- Given that gallium can wet glass or porcelain, it can be used to create brilliant mirrors.
- Gallium readily alloys with most metals, and has been used as a component in low-melting alloys.
- The plutonium used in nuclear weapon pits is machined by alloying with gallium to stabilize the allotropes of plutonium.
- When added in quantities up to 2 percent in common solders, gallium can aid wetting and flow characteristics.
- Gallium is used in some high-temperature thermometers.
- An alloy of gallium, indium, and tin (trade name Galinstan) is widely available in medical thermometers (fever thermometers), replacing problematic mercury. This alloy has a freezing point of −20°C.
- Magnesium gallate, containing impurities such as Mn+2, is beginning to be used in ultraviolet-activated phosphor powder.
- Gallium salts, such as gallium citrate or gallium nitrate containing a radioactive isotope of gallium, have been used in nuclear medicine imaging. This use, however, has largely been replaced by FDG PET scans.
- Much research is being devoted to gallium alloys as substitutes for mercury dental amalgams, but such compounds have yet to gain wide acceptance.
- Gallium is the rarest component of new photovoltaic compounds (such as copper indium gallium selenium sulphide or Cu(In,Ga)(Se,S)2, announced by South African researchers) for use in solar panels as an alternative to crystalline silicon, which is currently in short supply.
- It has been suggested that a liquid gallium-tin alloy could be used to cool computer chips in place of water. As it conducts heat approximately 65 times better than water, it can make a comparable coolant.
Gallium is not considered toxic, but the data about its effects are inconclusive. Some sources suggest that it may cause dermatitis from prolonged exposure; other tests have not caused a positive reaction. When the element is handled with bare hands, the skin acquires a gray stain from an extremely fine dispersion of liquid gallium droplets.
- Will Knight. Hot chips chilled with liquid metal. NewScientist.com. Retrieved April 6, 2007.

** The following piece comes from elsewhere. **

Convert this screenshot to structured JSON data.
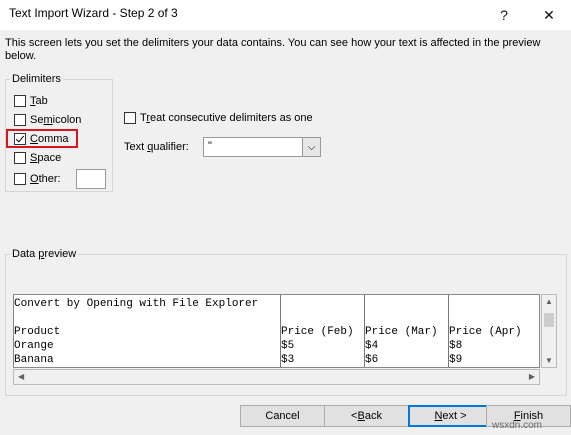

ReferencesISBN links support NWE through referral fees
- Gallium. WebElements. Retrieved October 22, 2022.
All links retrieved May 19, 2017.
- WebElements.com – information on gallium
- Picture in the element collection from Heinrich Pniok
- Material Safety Data Sheet
- Information on gallium
- Environmental effects of gallium
- Facts and figures on processing gallium arsenide
- Properties of gallium arsenide
- Properties of gallium nitride
- Properties of gallium phosphide
New World Encyclopedia writers and editors rewrote and completed the Wikipedia article in accordance with New World Encyclopedia standards. This article abides by terms of the Creative Commons CC-by-sa 3.0 License (CC-by-sa), which may be used and disseminated with proper attribution. Credit is due under the terms of this license that can reference both the New World Encyclopedia contributors and the selfless volunteer contributors of the Wikimedia Foundation. To cite this article click here for a list of acceptable citing formats.The history of earlier contributions by wikipedians is accessible to researchers here:
- Gallium history
- Gallium(III)_arsenide history
- Gallium(III)_hydroxide history
- Gallium(III)_nitride history
- Gallium(III)_phosphide history
The history of this article since it was imported to New World Encyclopedia:
Note: Some restrictions may apply to use of individual images which are separately licensed.